Hoddan astonishedly regarded his whiskery countenance, contorted with grief and dampened with tears.
And I was so deeply absorbed with the idea that I did not at first see the whiskery old man who was coming my way in a farm wagon.
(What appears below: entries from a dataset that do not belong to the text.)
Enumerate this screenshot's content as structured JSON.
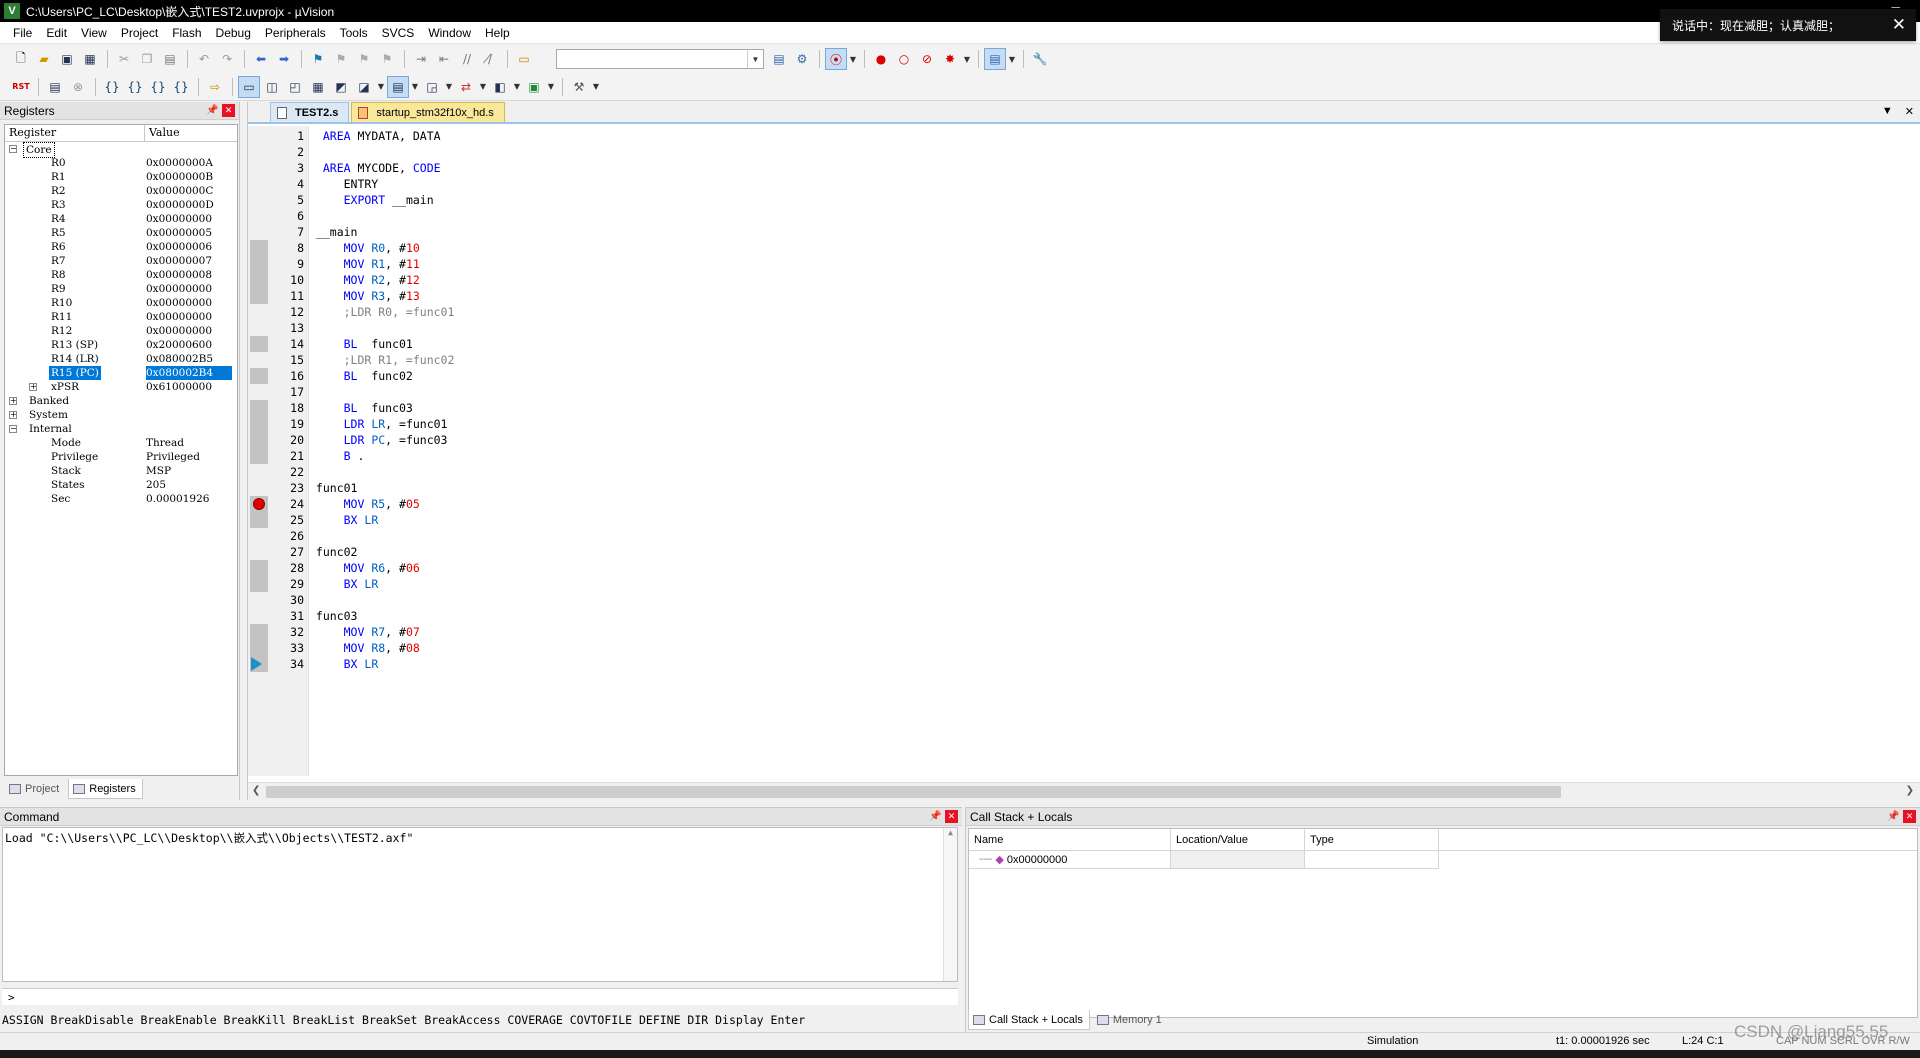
{
  "window": {
    "title": "C:\\Users\\PC_LC\\Desktop\\嵌入式\\TEST2.uvprojx - µVision",
    "app_icon": "V"
  },
  "notification": {
    "text": "说话中：现在减胆；认真减胆；"
  },
  "menu": [
    "File",
    "Edit",
    "View",
    "Project",
    "Flash",
    "Debug",
    "Peripherals",
    "Tools",
    "SVCS",
    "Window",
    "Help"
  ],
  "registers": {
    "title": "Registers",
    "col_register": "Register",
    "col_value": "Value",
    "groups": {
      "core": "Core",
      "banked": "Banked",
      "system": "System",
      "internal": "Internal"
    },
    "core": [
      {
        "name": "R0",
        "value": "0x0000000A"
      },
      {
        "name": "R1",
        "value": "0x0000000B"
      },
      {
        "name": "R2",
        "value": "0x0000000C"
      },
      {
        "name": "R3",
        "value": "0x0000000D"
      },
      {
        "name": "R4",
        "value": "0x00000000"
      },
      {
        "name": "R5",
        "value": "0x00000005"
      },
      {
        "name": "R6",
        "value": "0x00000006"
      },
      {
        "name": "R7",
        "value": "0x00000007"
      },
      {
        "name": "R8",
        "value": "0x00000008"
      },
      {
        "name": "R9",
        "value": "0x00000000"
      },
      {
        "name": "R10",
        "value": "0x00000000"
      },
      {
        "name": "R11",
        "value": "0x00000000"
      },
      {
        "name": "R12",
        "value": "0x00000000"
      },
      {
        "name": "R13 (SP)",
        "value": "0x20000600"
      },
      {
        "name": "R14 (LR)",
        "value": "0x080002B5"
      },
      {
        "name": "R15 (PC)",
        "value": "0x080002B4"
      },
      {
        "name": "xPSR",
        "value": "0x61000000"
      }
    ],
    "internal": [
      {
        "name": "Mode",
        "value": "Thread"
      },
      {
        "name": "Privilege",
        "value": "Privileged"
      },
      {
        "name": "Stack",
        "value": "MSP"
      },
      {
        "name": "States",
        "value": "205"
      },
      {
        "name": "Sec",
        "value": "0.00001926"
      }
    ],
    "tabs": [
      "Project",
      "Registers"
    ]
  },
  "editor": {
    "tabs": [
      "TEST2.s",
      "startup_stm32f10x_hd.s"
    ],
    "lines": [
      {
        "n": "1",
        "t": [
          [
            "kw",
            "  AREA "
          ],
          [
            "p",
            "MYDATA, DATA"
          ]
        ]
      },
      {
        "n": "2",
        "t": []
      },
      {
        "n": "3",
        "t": [
          [
            "kw",
            "  AREA "
          ],
          [
            "p",
            "MYCODE, "
          ],
          [
            "kw",
            "CODE"
          ]
        ]
      },
      {
        "n": "4",
        "t": [
          [
            "p",
            "     ENTRY"
          ]
        ]
      },
      {
        "n": "5",
        "t": [
          [
            "kw",
            "     EXPORT "
          ],
          [
            "p",
            "__main"
          ]
        ]
      },
      {
        "n": "6",
        "t": []
      },
      {
        "n": "7",
        "t": [
          [
            "p",
            " __main"
          ]
        ]
      },
      {
        "n": "8",
        "t": [
          [
            "kw",
            "     MOV "
          ],
          [
            "r",
            "R0"
          ],
          [
            "p",
            ", #"
          ],
          [
            "n",
            "10"
          ]
        ]
      },
      {
        "n": "9",
        "t": [
          [
            "kw",
            "     MOV "
          ],
          [
            "r",
            "R1"
          ],
          [
            "p",
            ", #"
          ],
          [
            "n",
            "11"
          ]
        ]
      },
      {
        "n": "10",
        "t": [
          [
            "kw",
            "     MOV "
          ],
          [
            "r",
            "R2"
          ],
          [
            "p",
            ", #"
          ],
          [
            "n",
            "12"
          ]
        ]
      },
      {
        "n": "11",
        "t": [
          [
            "kw",
            "     MOV "
          ],
          [
            "r",
            "R3"
          ],
          [
            "p",
            ", #"
          ],
          [
            "n",
            "13"
          ]
        ]
      },
      {
        "n": "12",
        "t": [
          [
            "c",
            "     ;LDR R0, =func01"
          ]
        ]
      },
      {
        "n": "13",
        "t": []
      },
      {
        "n": "14",
        "t": [
          [
            "kw",
            "     BL  "
          ],
          [
            "p",
            "func01"
          ]
        ]
      },
      {
        "n": "15",
        "t": [
          [
            "c",
            "     ;LDR R1, =func02"
          ]
        ]
      },
      {
        "n": "16",
        "t": [
          [
            "kw",
            "     BL  "
          ],
          [
            "p",
            "func02"
          ]
        ]
      },
      {
        "n": "17",
        "t": []
      },
      {
        "n": "18",
        "t": [
          [
            "kw",
            "     BL  "
          ],
          [
            "p",
            "func03"
          ]
        ]
      },
      {
        "n": "19",
        "t": [
          [
            "kw",
            "     LDR "
          ],
          [
            "r",
            "LR"
          ],
          [
            "p",
            ", =func01"
          ]
        ]
      },
      {
        "n": "20",
        "t": [
          [
            "kw",
            "     LDR "
          ],
          [
            "r",
            "PC"
          ],
          [
            "p",
            ", =func03"
          ]
        ]
      },
      {
        "n": "21",
        "t": [
          [
            "kw",
            "     B "
          ],
          [
            "p",
            "."
          ]
        ]
      },
      {
        "n": "22",
        "t": []
      },
      {
        "n": "23",
        "t": [
          [
            "p",
            " func01"
          ]
        ]
      },
      {
        "n": "24",
        "t": [
          [
            "kw",
            "     MOV "
          ],
          [
            "r",
            "R5"
          ],
          [
            "p",
            ", #"
          ],
          [
            "n",
            "05"
          ]
        ]
      },
      {
        "n": "25",
        "t": [
          [
            "kw",
            "     BX "
          ],
          [
            "r",
            "LR"
          ]
        ]
      },
      {
        "n": "26",
        "t": []
      },
      {
        "n": "27",
        "t": [
          [
            "p",
            " func02"
          ]
        ]
      },
      {
        "n": "28",
        "t": [
          [
            "kw",
            "     MOV "
          ],
          [
            "r",
            "R6"
          ],
          [
            "p",
            ", #"
          ],
          [
            "n",
            "06"
          ]
        ]
      },
      {
        "n": "29",
        "t": [
          [
            "kw",
            "     BX "
          ],
          [
            "r",
            "LR"
          ]
        ]
      },
      {
        "n": "30",
        "t": []
      },
      {
        "n": "31",
        "t": [
          [
            "p",
            " func03"
          ]
        ]
      },
      {
        "n": "32",
        "t": [
          [
            "kw",
            "     MOV "
          ],
          [
            "r",
            "R7"
          ],
          [
            "p",
            ", #"
          ],
          [
            "n",
            "07"
          ]
        ]
      },
      {
        "n": "33",
        "t": [
          [
            "kw",
            "     MOV "
          ],
          [
            "r",
            "R8"
          ],
          [
            "p",
            ", #"
          ],
          [
            "n",
            "08"
          ]
        ]
      },
      {
        "n": "34",
        "t": [
          [
            "kw",
            "     BX "
          ],
          [
            "r",
            "LR"
          ]
        ]
      }
    ],
    "breakpoint_line": "24",
    "pc_line": "34"
  },
  "command": {
    "title": "Command",
    "output": "Load \"C:\\\\Users\\\\PC_LC\\\\Desktop\\\\嵌入式\\\\Objects\\\\TEST2.axf\"",
    "prompt": ">",
    "hint": "ASSIGN BreakDisable BreakEnable BreakKill BreakList BreakSet BreakAccess COVERAGE COVTOFILE DEFINE DIR Display Enter"
  },
  "callstack": {
    "title": "Call Stack + Locals",
    "col_name": "Name",
    "col_location": "Location/Value",
    "col_type": "Type",
    "row_name": "0x00000000",
    "tabs": [
      "Call Stack + Locals",
      "Memory 1"
    ]
  },
  "status": {
    "mode": "Simulation",
    "time": "t1: 0.00001926 sec",
    "pos": "L:24 C:1",
    "flags": "CAP NUM SCRL OVR R/W"
  },
  "watermark": "CSDN @Liang55.55"
}
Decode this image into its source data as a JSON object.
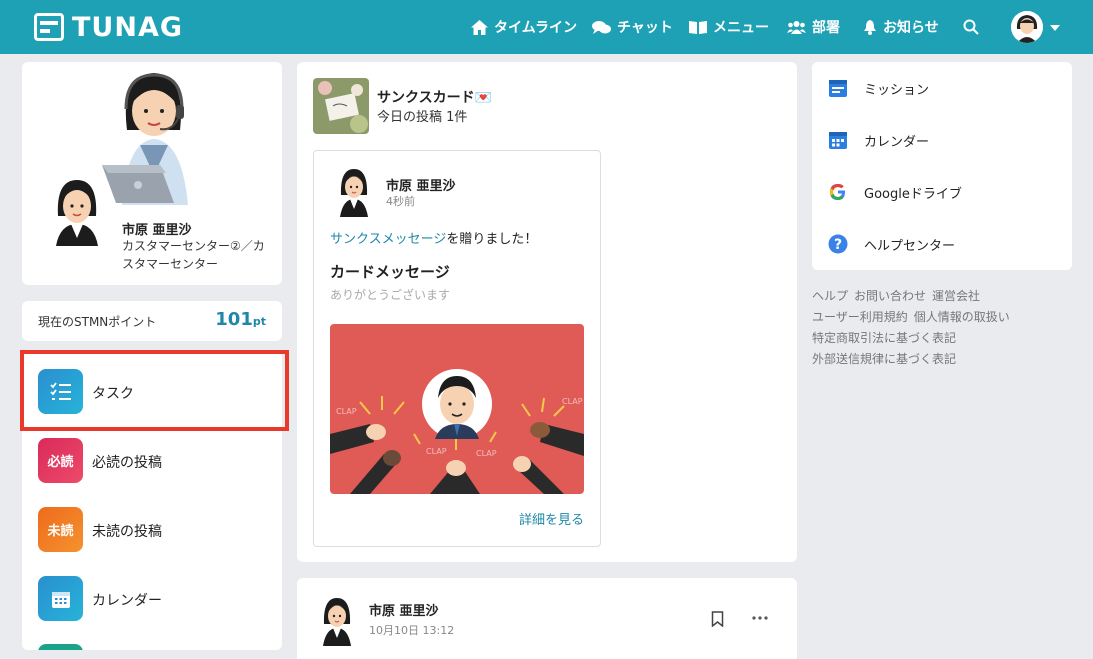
{
  "header": {
    "brand": "TUNAG",
    "nav": [
      {
        "label": "タイムライン",
        "icon": "home-icon"
      },
      {
        "label": "チャット",
        "icon": "chat-icon"
      },
      {
        "label": "メニュー",
        "icon": "book-icon"
      },
      {
        "label": "部署",
        "icon": "people-icon"
      },
      {
        "label": "お知らせ",
        "icon": "bell-icon"
      }
    ],
    "search_icon": "search-icon",
    "accent": "#1ea0b5"
  },
  "profile": {
    "name": "市原 亜里沙",
    "department": "カスタマーセンター②／カスタマーセンター"
  },
  "points": {
    "label": "現在のSTMNポイント",
    "value": "101",
    "unit": "pt"
  },
  "left_menu": [
    {
      "label": "タスク",
      "icon": "task-list-icon",
      "icon_text": "",
      "color": "#2a8fd0"
    },
    {
      "label": "必読の投稿",
      "icon": "must-read-icon",
      "icon_text": "必読",
      "color": "#e0345d"
    },
    {
      "label": "未読の投稿",
      "icon": "unread-icon",
      "icon_text": "未読",
      "color": "#f07a22"
    },
    {
      "label": "カレンダー",
      "icon": "calendar-icon",
      "icon_text": "",
      "color": "#2a8fd0"
    }
  ],
  "thanks_card": {
    "title": "サンクスカード💌",
    "subtitle": "今日の投稿 1件",
    "post": {
      "author": "市原 亜里沙",
      "time": "4秒前",
      "sent_link": "サンクスメッセージ",
      "sent_rest": "を贈りました！",
      "message_title": "カードメッセージ",
      "message_body": "ありがとうございます",
      "detail_link": "詳細を見る",
      "image_color": "#e05a56"
    }
  },
  "second_post": {
    "author": "市原 亜里沙",
    "time": "10月10日 13:12"
  },
  "right_links": [
    {
      "label": "ミッション",
      "icon": "mission-icon"
    },
    {
      "label": "カレンダー",
      "icon": "calendar-icon"
    },
    {
      "label": "Googleドライブ",
      "icon": "google-icon"
    },
    {
      "label": "ヘルプセンター",
      "icon": "help-icon"
    }
  ],
  "footer": {
    "links": [
      "ヘルプ",
      "お問い合わせ",
      "運営会社",
      "ユーザー利用規約",
      "個人情報の取扱い",
      "特定商取引法に基づく表記",
      "外部送信規律に基づく表記"
    ]
  }
}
"hair of a man's face" (usually plural), c.1600, originally a playful formation, from Middle English wisker "anything that whisks or sweeps" (early 15c.); see whisk (v.). In reference to animal lip hair, recorded from 1670s.